(RECORDS PROVIDED)

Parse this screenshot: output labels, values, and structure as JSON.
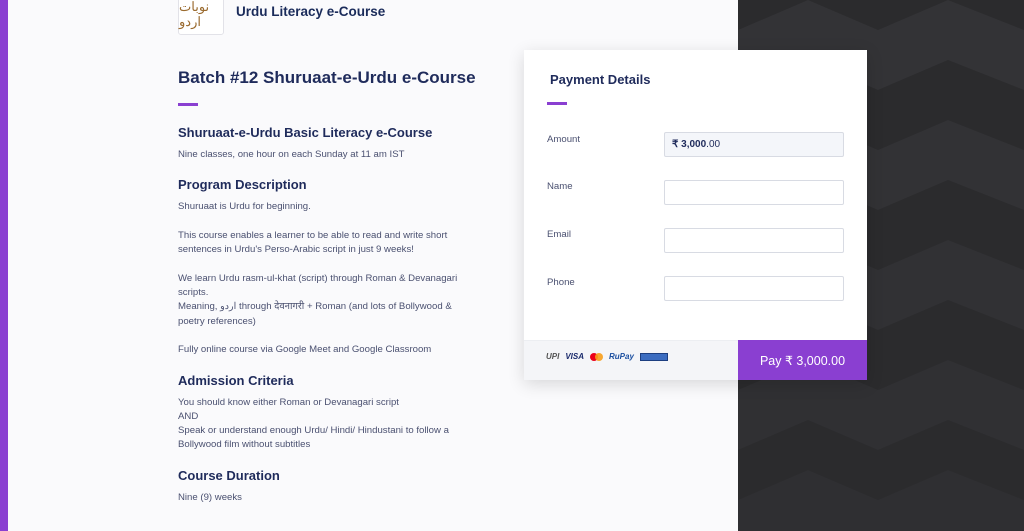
{
  "header": {
    "logo_text": "نوبات اردو",
    "org_name": "Urdu Literacy e-Course"
  },
  "course": {
    "title": "Batch #12 Shuruaat-e-Urdu e-Course",
    "subtitle": "Shuruaat-e-Urdu Basic Literacy e-Course",
    "schedule": "Nine classes, one hour on each Sunday at 11 am IST",
    "program_heading": "Program Description",
    "program_p1": "Shuruaat is Urdu for beginning.",
    "program_p2": "This course enables a learner to be able to read and write short sentences in Urdu's Perso-Arabic script in just 9 weeks!",
    "program_p3_line1": "We learn Urdu rasm-ul-khat (script) through Roman & Devanagari scripts.",
    "program_p3_line2": "Meaning, اردو through देवनागरी + Roman (and lots of Bollywood & poetry references)",
    "program_p4": "Fully online course via Google Meet and Google Classroom",
    "admission_heading": "Admission Criteria",
    "admission_line1": "You should know either Roman or Devanagari script",
    "admission_line2": "AND",
    "admission_line3": "Speak or understand enough Urdu/ Hindi/ Hindustani to follow a Bollywood film without subtitles",
    "duration_heading": "Course Duration",
    "duration_value": "Nine (9) weeks"
  },
  "payment": {
    "title": "Payment Details",
    "amount_label": "Amount",
    "amount_currency": "₹ 3,000",
    "amount_decimal": ".00",
    "name_label": "Name",
    "name_value": "",
    "email_label": "Email",
    "email_value": "",
    "phone_label": "Phone",
    "phone_value": "",
    "methods": [
      "UPI",
      "VISA",
      "MasterCard",
      "RuPay",
      "NetBanking"
    ],
    "method_labels": {
      "upi": "UPI",
      "visa": "VISA",
      "rupay": "RuPay"
    },
    "pay_button": "Pay  ₹ 3,000.00"
  },
  "colors": {
    "accent": "#8a3fd1",
    "text_dark": "#1f2b5b",
    "dark_panel": "#2a2a2c"
  }
}
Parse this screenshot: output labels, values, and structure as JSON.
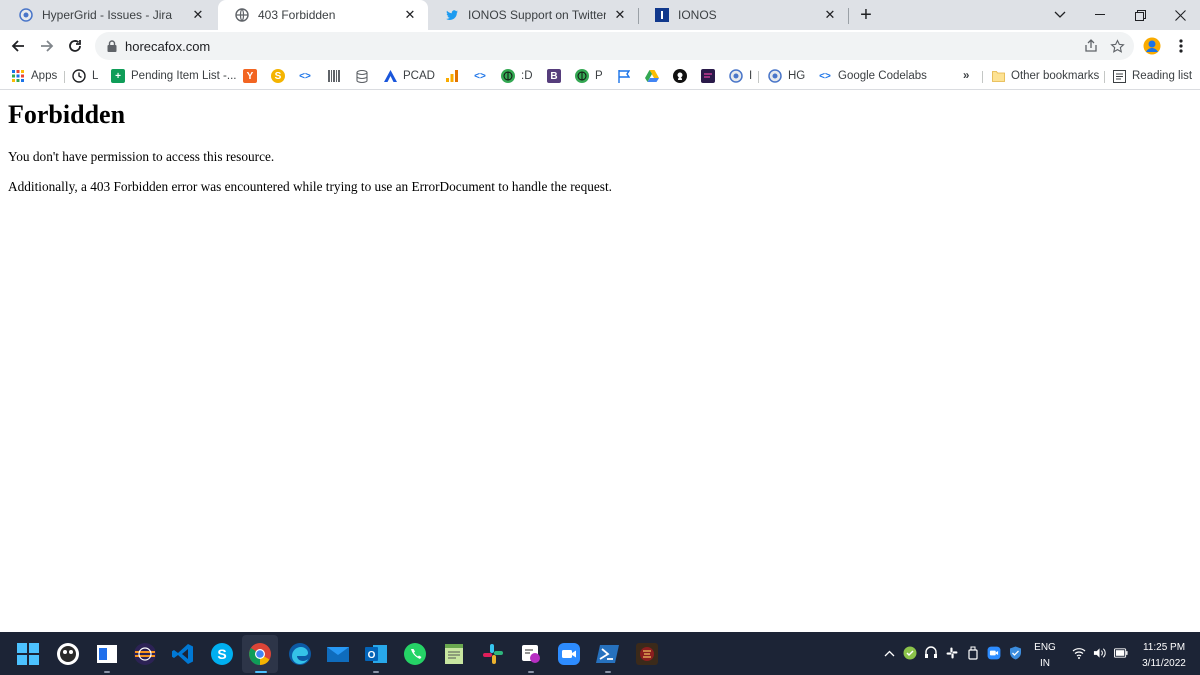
{
  "tabs": [
    {
      "title": "HyperGrid - Issues - Jira",
      "icon": "jira-icon",
      "active": false
    },
    {
      "title": "403 Forbidden",
      "icon": "globe-icon",
      "active": true
    },
    {
      "title": "IONOS Support on Twitter: \"@su",
      "icon": "twitter-icon",
      "active": false
    },
    {
      "title": "IONOS",
      "icon": "ionos-icon",
      "active": false
    }
  ],
  "new_tab_label": "+",
  "address_bar": {
    "url": "horecafox.com"
  },
  "bookmarks": {
    "apps": "Apps",
    "history_l": "L",
    "pending": "Pending Item List -...",
    "y_badge": "Y",
    "s_badge": "S",
    "code1": "<>",
    "pcad": "PCAD",
    "code2": "<>",
    "d_label": ":D",
    "b_badge": "B",
    "p_label": "P",
    "i_label": "I",
    "hg": "HG",
    "codelabs": "Google Codelabs",
    "more": "»",
    "other": "Other bookmarks",
    "reading": "Reading list"
  },
  "page": {
    "heading": "Forbidden",
    "line1": "You don't have permission to access this resource.",
    "line2": "Additionally, a 403 Forbidden error was encountered while trying to use an ErrorDocument to handle the request."
  },
  "taskbar": {
    "lang_top": "ENG",
    "lang_bottom": "IN",
    "time": "11:25 PM",
    "date": "3/11/2022",
    "tray_chevron": "^"
  },
  "colors": {
    "tabstrip": "#dee1e6",
    "taskbar": "#1c2436",
    "link_blue": "#1a73e8"
  }
}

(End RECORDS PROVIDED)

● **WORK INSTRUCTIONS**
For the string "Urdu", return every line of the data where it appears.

● **RESPONSE AREA**
    "org_name": "Urdu Literacy e-Course"
    "title": "Batch #12 Shuruaat-e-Urdu e-Course",
    "subtitle": "Shuruaat-e-Urdu Basic Literacy e-Course",
    "program_p1": "Shuruaat is Urdu for beginning.",
    "program_p2": "This course enables a learner to be able to read and write short sentences in Urdu's Perso-Arabic script in just 9 weeks!",
    "program_p3_line1": "We learn Urdu rasm-ul-khat (script) through Roman & Devanagari scripts.",
    "admission_line3": "Speak or understand enough Urdu/ Hindi/ Hindustani to follow a Bollywood film without subtitles",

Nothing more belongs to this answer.